TASK GOAL >> Go through the records and filter out every line lacking the word "time"; copy the lines that remain.

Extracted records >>
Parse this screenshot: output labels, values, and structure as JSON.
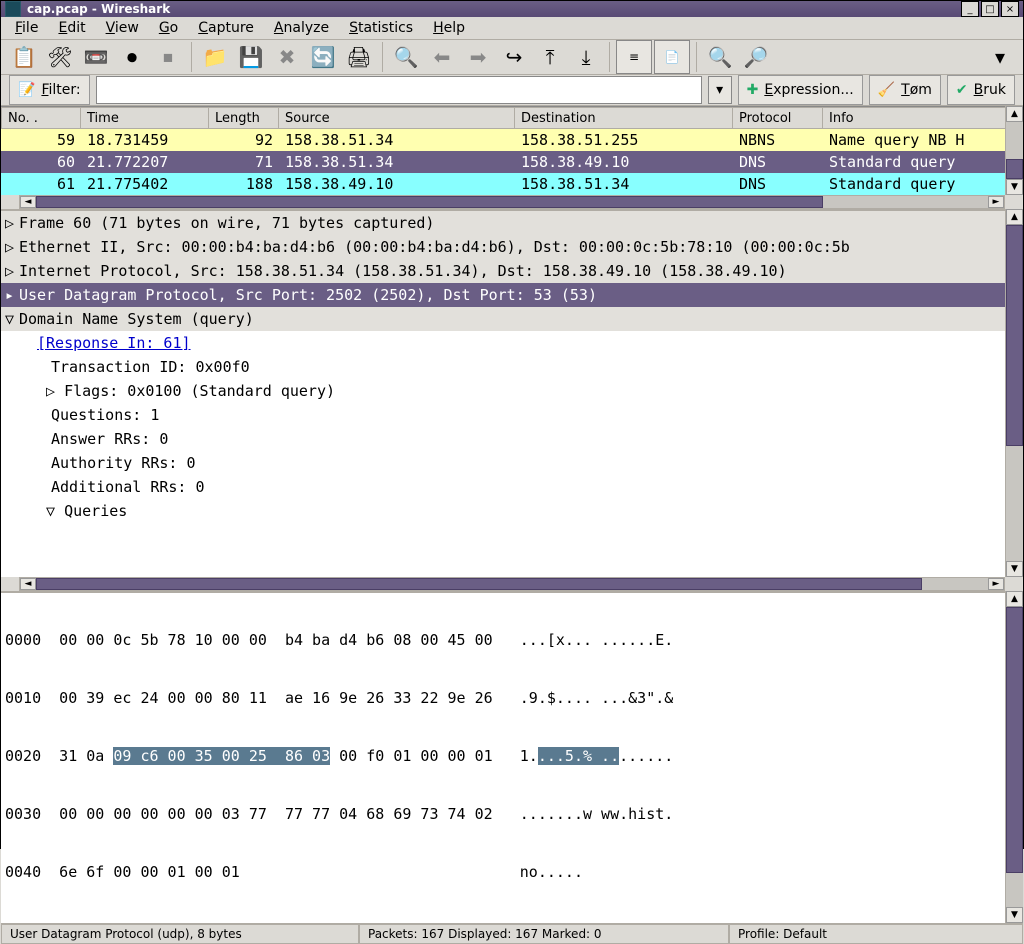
{
  "window": {
    "title": "cap.pcap - Wireshark"
  },
  "menu": {
    "file": "File",
    "edit": "Edit",
    "view": "View",
    "go": "Go",
    "capture": "Capture",
    "analyze": "Analyze",
    "statistics": "Statistics",
    "help": "Help"
  },
  "filter": {
    "label": "Filter:",
    "value": "",
    "expression": "Expression...",
    "tom": "Tøm",
    "bruk": "Bruk"
  },
  "columns": {
    "no": "No. .",
    "time": "Time",
    "length": "Length",
    "source": "Source",
    "destination": "Destination",
    "protocol": "Protocol",
    "info": "Info"
  },
  "packets": [
    {
      "no": "59",
      "time": "18.731459",
      "len": "92",
      "src": "158.38.51.34",
      "dst": "158.38.51.255",
      "proto": "NBNS",
      "info": "Name query NB H",
      "cls": "yellow"
    },
    {
      "no": "60",
      "time": "21.772207",
      "len": "71",
      "src": "158.38.51.34",
      "dst": "158.38.49.10",
      "proto": "DNS",
      "info": "Standard query ",
      "cls": "purple"
    },
    {
      "no": "61",
      "time": "21.775402",
      "len": "188",
      "src": "158.38.49.10",
      "dst": "158.38.51.34",
      "proto": "DNS",
      "info": "Standard query ",
      "cls": "cyan"
    }
  ],
  "details": {
    "frame": "Frame 60 (71 bytes on wire, 71 bytes captured)",
    "eth": "Ethernet II, Src: 00:00:b4:ba:d4:b6 (00:00:b4:ba:d4:b6), Dst: 00:00:0c:5b:78:10 (00:00:0c:5b",
    "ip": "Internet Protocol, Src: 158.38.51.34 (158.38.51.34), Dst: 158.38.49.10 (158.38.49.10)",
    "udp": "User Datagram Protocol, Src Port: 2502 (2502), Dst Port: 53 (53)",
    "dns_header": "Domain Name System (query)",
    "response_in": "[Response In: 61]",
    "txid": "Transaction ID: 0x00f0",
    "flags": "Flags: 0x0100 (Standard query)",
    "questions": "Questions: 1",
    "answer_rrs": "Answer RRs: 0",
    "authority_rrs": "Authority RRs: 0",
    "additional_rrs": "Additional RRs: 0",
    "queries": "Queries"
  },
  "hex": {
    "l0_off": "0000",
    "l0_hex": "  00 00 0c 5b 78 10 00 00  b4 ba d4 b6 08 00 45 00   ",
    "l0_asc": "...[x... ......E.",
    "l1_off": "0010",
    "l1_hex": "  00 39 ec 24 00 00 80 11  ae 16 9e 26 33 22 9e 26   ",
    "l1_asc": ".9.$.... ...&3\".&",
    "l2_off": "0020",
    "l2_pre": "  31 0a ",
    "l2_hl": "09 c6 00 35 00 25  86 03",
    "l2_post": " 00 f0 01 00 00 01   ",
    "l2_asc_pre": "1.",
    "l2_asc_hl": "...5.% ..",
    "l2_asc_post": "......",
    "l3_off": "0030",
    "l3_hex": "  00 00 00 00 00 00 03 77  77 77 04 68 69 73 74 02   ",
    "l3_asc": ".......w ww.hist.",
    "l4_off": "0040",
    "l4_hex": "  6e 6f 00 00 01 00 01                               ",
    "l4_asc": "no....."
  },
  "status": {
    "left": "User Datagram Protocol (udp), 8 bytes",
    "mid": "Packets: 167 Displayed: 167 Marked: 0",
    "right": "Profile: Default"
  }
}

EXERCISE RESULT >>
    "time": "Time",
      "time": "18.731459",
      "time": "21.772207",
      "time": "21.775402",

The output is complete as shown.